Records supplied START
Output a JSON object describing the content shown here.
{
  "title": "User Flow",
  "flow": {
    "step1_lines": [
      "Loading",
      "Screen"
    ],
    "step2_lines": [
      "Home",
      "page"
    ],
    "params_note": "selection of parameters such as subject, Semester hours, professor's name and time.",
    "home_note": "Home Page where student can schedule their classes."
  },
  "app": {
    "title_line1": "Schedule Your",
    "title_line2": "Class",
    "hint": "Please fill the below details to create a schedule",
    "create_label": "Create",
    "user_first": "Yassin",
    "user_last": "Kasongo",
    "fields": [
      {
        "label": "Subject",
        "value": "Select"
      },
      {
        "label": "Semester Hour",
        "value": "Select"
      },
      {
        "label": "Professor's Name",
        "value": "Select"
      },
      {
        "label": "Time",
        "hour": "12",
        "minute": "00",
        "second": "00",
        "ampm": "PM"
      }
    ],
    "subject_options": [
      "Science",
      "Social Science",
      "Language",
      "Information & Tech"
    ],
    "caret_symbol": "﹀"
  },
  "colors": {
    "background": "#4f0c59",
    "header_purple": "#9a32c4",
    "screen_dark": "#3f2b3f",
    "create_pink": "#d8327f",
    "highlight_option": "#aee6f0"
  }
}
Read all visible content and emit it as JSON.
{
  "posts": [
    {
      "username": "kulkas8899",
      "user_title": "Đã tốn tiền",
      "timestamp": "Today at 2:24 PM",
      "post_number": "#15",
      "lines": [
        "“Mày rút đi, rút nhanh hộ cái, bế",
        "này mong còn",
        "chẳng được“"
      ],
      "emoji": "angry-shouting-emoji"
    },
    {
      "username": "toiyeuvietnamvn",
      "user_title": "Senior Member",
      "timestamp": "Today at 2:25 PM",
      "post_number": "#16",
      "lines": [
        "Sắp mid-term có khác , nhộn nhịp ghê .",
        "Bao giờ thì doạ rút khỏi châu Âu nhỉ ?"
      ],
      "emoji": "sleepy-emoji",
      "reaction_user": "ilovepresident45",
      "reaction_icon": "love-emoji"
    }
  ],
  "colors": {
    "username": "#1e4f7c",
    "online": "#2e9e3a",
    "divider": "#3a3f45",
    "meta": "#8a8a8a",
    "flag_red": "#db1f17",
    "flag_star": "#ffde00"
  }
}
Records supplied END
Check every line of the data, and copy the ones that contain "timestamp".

Finished task:
      "timestamp": "Today at 2:24 PM",
      "timestamp": "Today at 2:25 PM",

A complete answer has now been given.